## Source material

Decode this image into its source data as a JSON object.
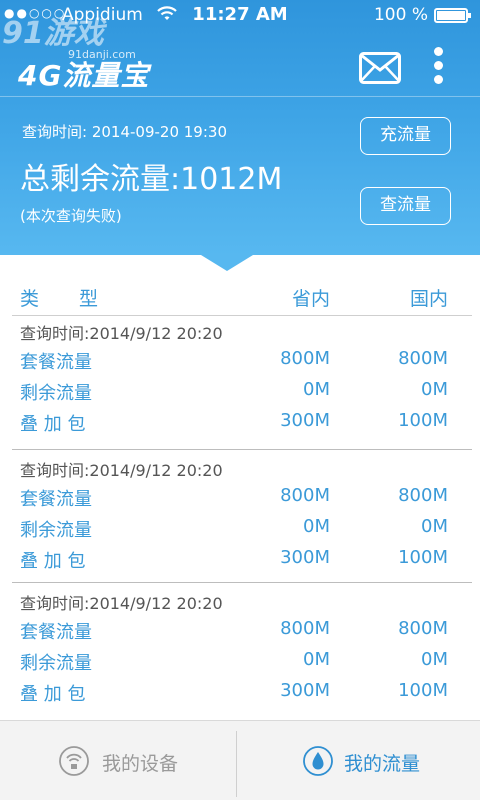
{
  "status_bar": {
    "carrier": "Appidium",
    "time": "11:27 AM",
    "battery": "100 %"
  },
  "watermark": {
    "logo": "91游戏",
    "site": "91danji.com"
  },
  "app": {
    "title": "4G流量宝"
  },
  "summary": {
    "query_time": "查询时间: 2014-09-20 19:30",
    "total_label": "总剩余流量:",
    "total_value": "1012M",
    "status": "(本次查询失败)"
  },
  "buttons": {
    "recharge": "充流量",
    "check": "查流量"
  },
  "table": {
    "headers": {
      "type": "类型",
      "province": "省内",
      "national": "国内"
    },
    "groups": [
      {
        "query_time": "查询时间:2014/9/12   20:20",
        "rows": [
          {
            "label": "套餐流量",
            "province": "800M",
            "national": "800M"
          },
          {
            "label": "剩余流量",
            "province": "0M",
            "national": "0M"
          },
          {
            "label": "叠 加 包",
            "province": "300M",
            "national": "100M"
          }
        ]
      },
      {
        "query_time": "查询时间:2014/9/12   20:20",
        "rows": [
          {
            "label": "套餐流量",
            "province": "800M",
            "national": "800M"
          },
          {
            "label": "剩余流量",
            "province": "0M",
            "national": "0M"
          },
          {
            "label": "叠 加 包",
            "province": "300M",
            "national": "100M"
          }
        ]
      },
      {
        "query_time": "查询时间:2014/9/12   20:20",
        "rows": [
          {
            "label": "套餐流量",
            "province": "800M",
            "national": "800M"
          },
          {
            "label": "剩余流量",
            "province": "0M",
            "national": "0M"
          },
          {
            "label": "叠 加 包",
            "province": "300M",
            "national": "100M"
          }
        ]
      }
    ]
  },
  "tabs": [
    {
      "label": "我的设备",
      "icon": "wifi-device-icon",
      "active": false
    },
    {
      "label": "我的流量",
      "icon": "water-drop-icon",
      "active": true
    }
  ],
  "colors": {
    "header_blue": "#3ea4e6",
    "accent_blue": "#3b9ad8",
    "inactive_gray": "#9a9a9a"
  }
}
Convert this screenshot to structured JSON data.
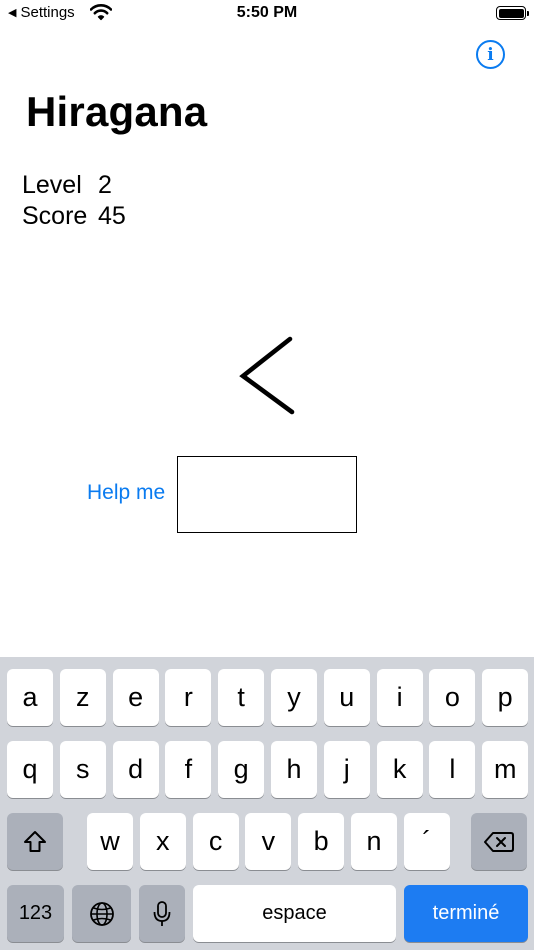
{
  "status_bar": {
    "back_label": "Settings",
    "time": "5:50 PM"
  },
  "header": {
    "title": "Hiragana",
    "info_icon": "info-circle-icon"
  },
  "stats": {
    "level_label": "Level",
    "level_value": "2",
    "score_label": "Score",
    "score_value": "45"
  },
  "quiz": {
    "help_label": "Help me",
    "answer_value": ""
  },
  "keyboard": {
    "row1": [
      "a",
      "z",
      "e",
      "r",
      "t",
      "y",
      "u",
      "i",
      "o",
      "p"
    ],
    "row2": [
      "q",
      "s",
      "d",
      "f",
      "g",
      "h",
      "j",
      "k",
      "l",
      "m"
    ],
    "row3": [
      "w",
      "x",
      "c",
      "v",
      "b",
      "n",
      "´"
    ],
    "numbers_label": "123",
    "space_label": "espace",
    "done_label": "terminé"
  },
  "colors": {
    "accent": "#0a7bf0",
    "keyboard_bg": "#d1d4da",
    "done_key": "#1d7cf2"
  }
}
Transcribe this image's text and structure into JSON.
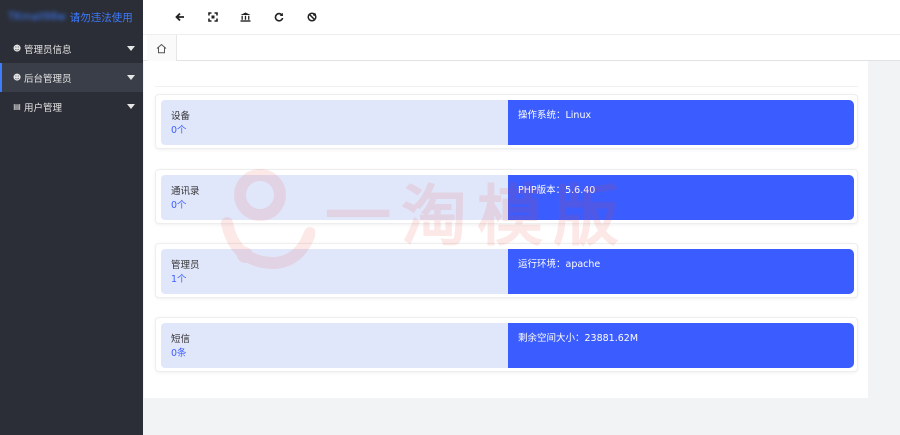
{
  "sidebar": {
    "brand_blurred": "TKmall98w",
    "brand_text": "请勿违法使用",
    "items": [
      {
        "icon": "user-icon",
        "label": "管理员信息"
      },
      {
        "icon": "user-icon",
        "label": "后台管理员",
        "active": true
      },
      {
        "icon": "id-card-icon",
        "label": "用户管理"
      }
    ]
  },
  "toolbar": {
    "buttons": [
      {
        "name": "back-button",
        "glyph": "←"
      },
      {
        "name": "fullscreen-button",
        "glyph": "⛶"
      },
      {
        "name": "bank-button",
        "glyph": "🏛"
      },
      {
        "name": "refresh-button",
        "glyph": "⟳"
      },
      {
        "name": "clear-cache-button",
        "glyph": "✱"
      }
    ]
  },
  "tabs": {
    "home_glyph": "⌂"
  },
  "cards": [
    {
      "name": "设备",
      "count": "0个",
      "info": "操作系统：Linux"
    },
    {
      "name": "通讯录",
      "count": "0个",
      "info": "PHP版本：5.6.40"
    },
    {
      "name": "管理员",
      "count": "1个",
      "info": "运行环境：apache"
    },
    {
      "name": "短信",
      "count": "0条",
      "info": "剩余空间大小：23881.62M"
    }
  ],
  "watermark": {
    "text": "一淘模版"
  },
  "colors": {
    "sidebar_bg": "#2b2e36",
    "accent": "#3b5cff",
    "card_left_bg": "#e1e7fb",
    "watermark": "#e84b3c"
  }
}
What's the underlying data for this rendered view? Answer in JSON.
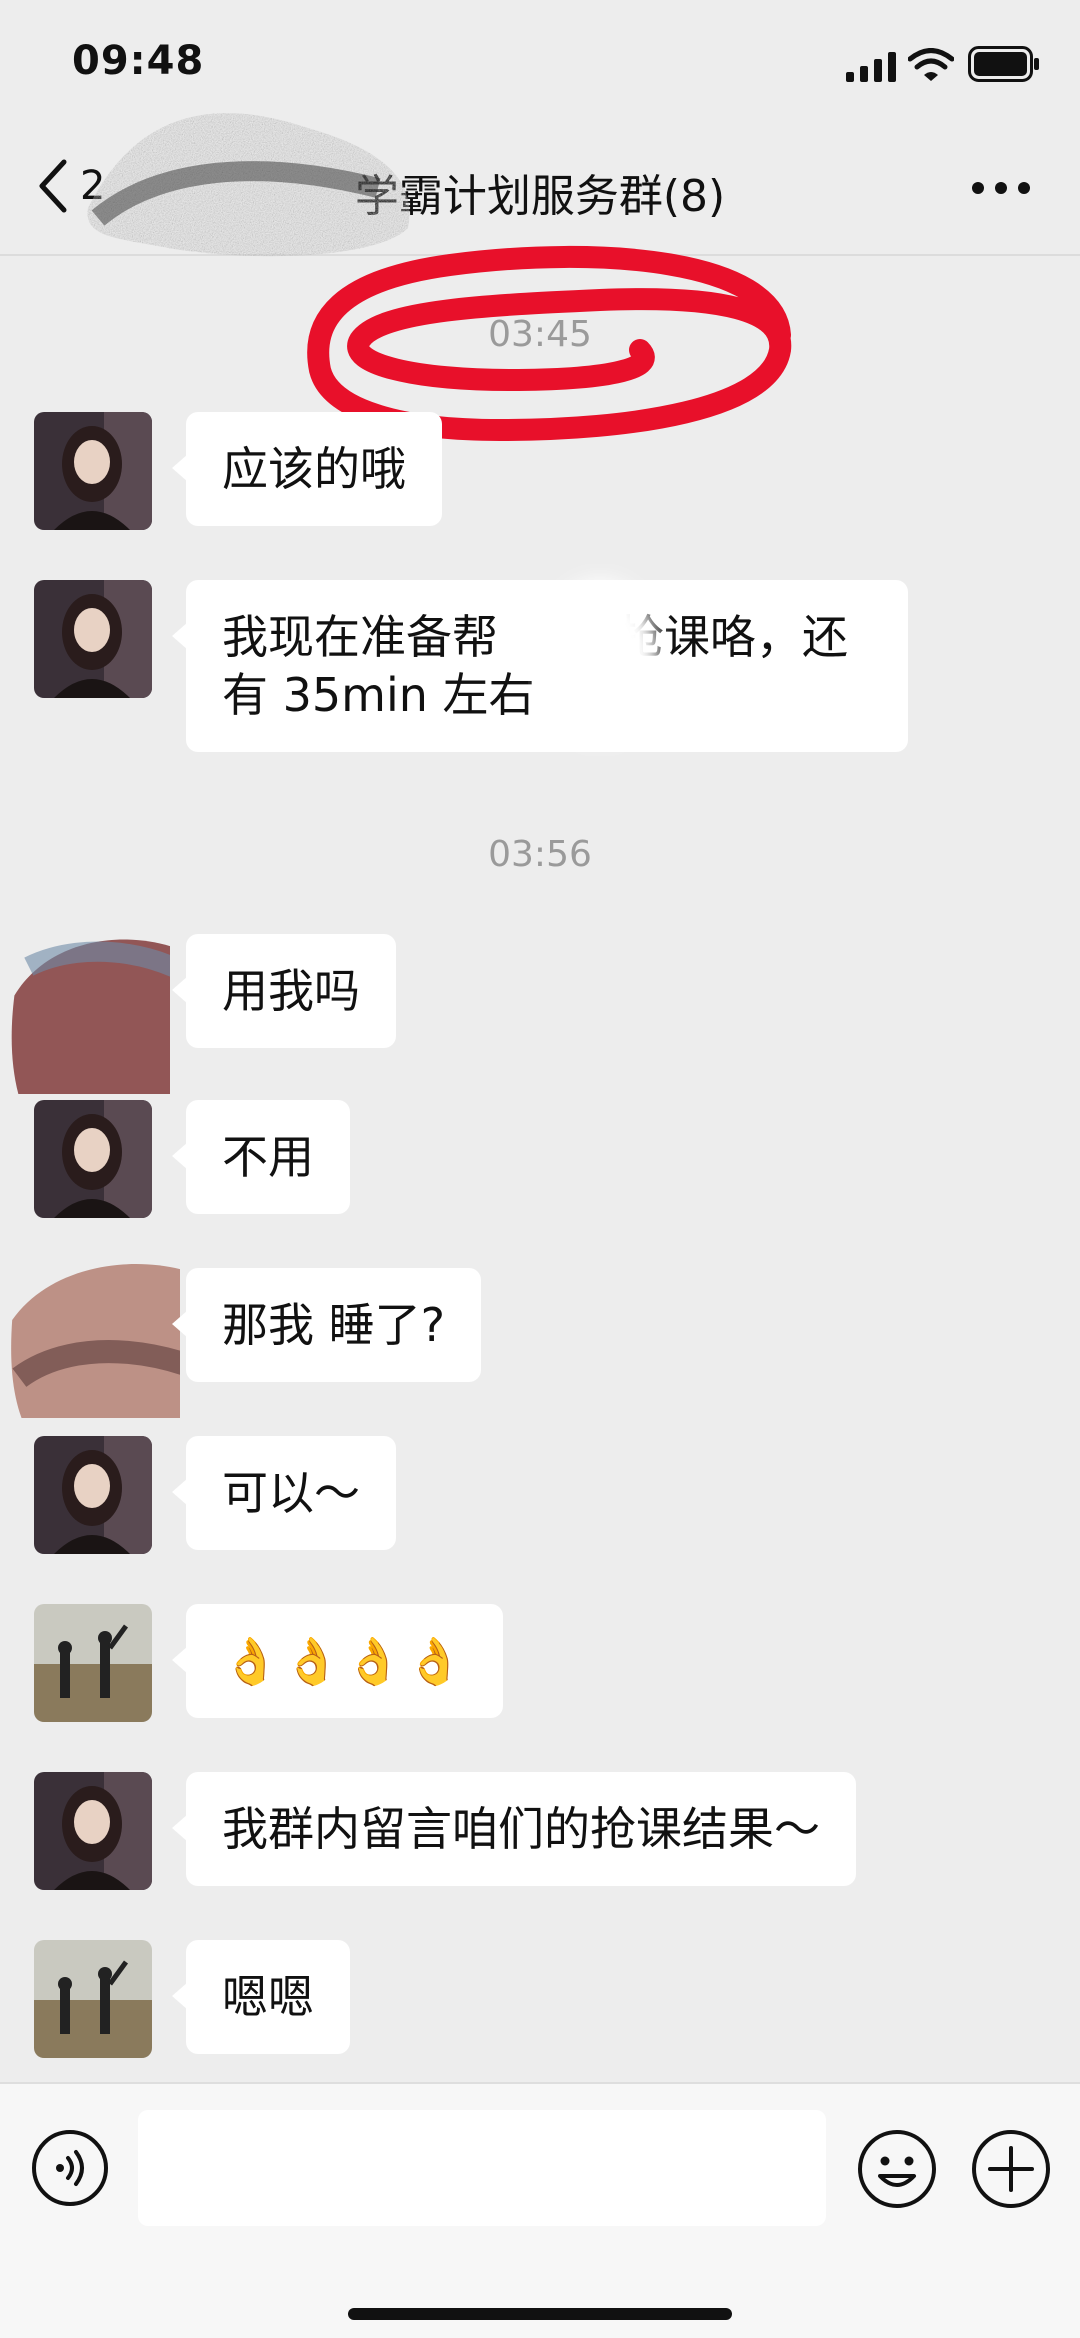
{
  "status_bar": {
    "time": "09:48",
    "icons": [
      "signal-icon",
      "wifi-icon",
      "battery-icon"
    ]
  },
  "nav": {
    "back_count": "2",
    "title": "学霸计划服务群(8)",
    "more_icon": "more-icon"
  },
  "messages": {
    "time_1": "03:45",
    "time_2": "03:56",
    "m1": "应该的哦",
    "m2_line1": "我现在准备帮",
    "m2_line1b": "抢课咯，还",
    "m2_line2": "有 35min 左右",
    "m3": "用我吗",
    "m4": "不用",
    "m5": "那我 睡了?",
    "m6": "可以～",
    "m7": "👌👌👌👌",
    "m8": "我群内留言咱们的抢课结果～",
    "m9": "嗯嗯"
  },
  "input_bar": {
    "icons": [
      "voice-icon",
      "emoji-icon",
      "plus-icon"
    ]
  },
  "colors": {
    "background": "#ededed",
    "bubble": "#ffffff",
    "timestamp": "#9a9a9a",
    "red_mark": "#e8102a"
  }
}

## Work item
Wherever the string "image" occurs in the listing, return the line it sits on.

## Task output
Decode this image into its source data as a JSON object.
Transcribe this image's text and structure into JSON.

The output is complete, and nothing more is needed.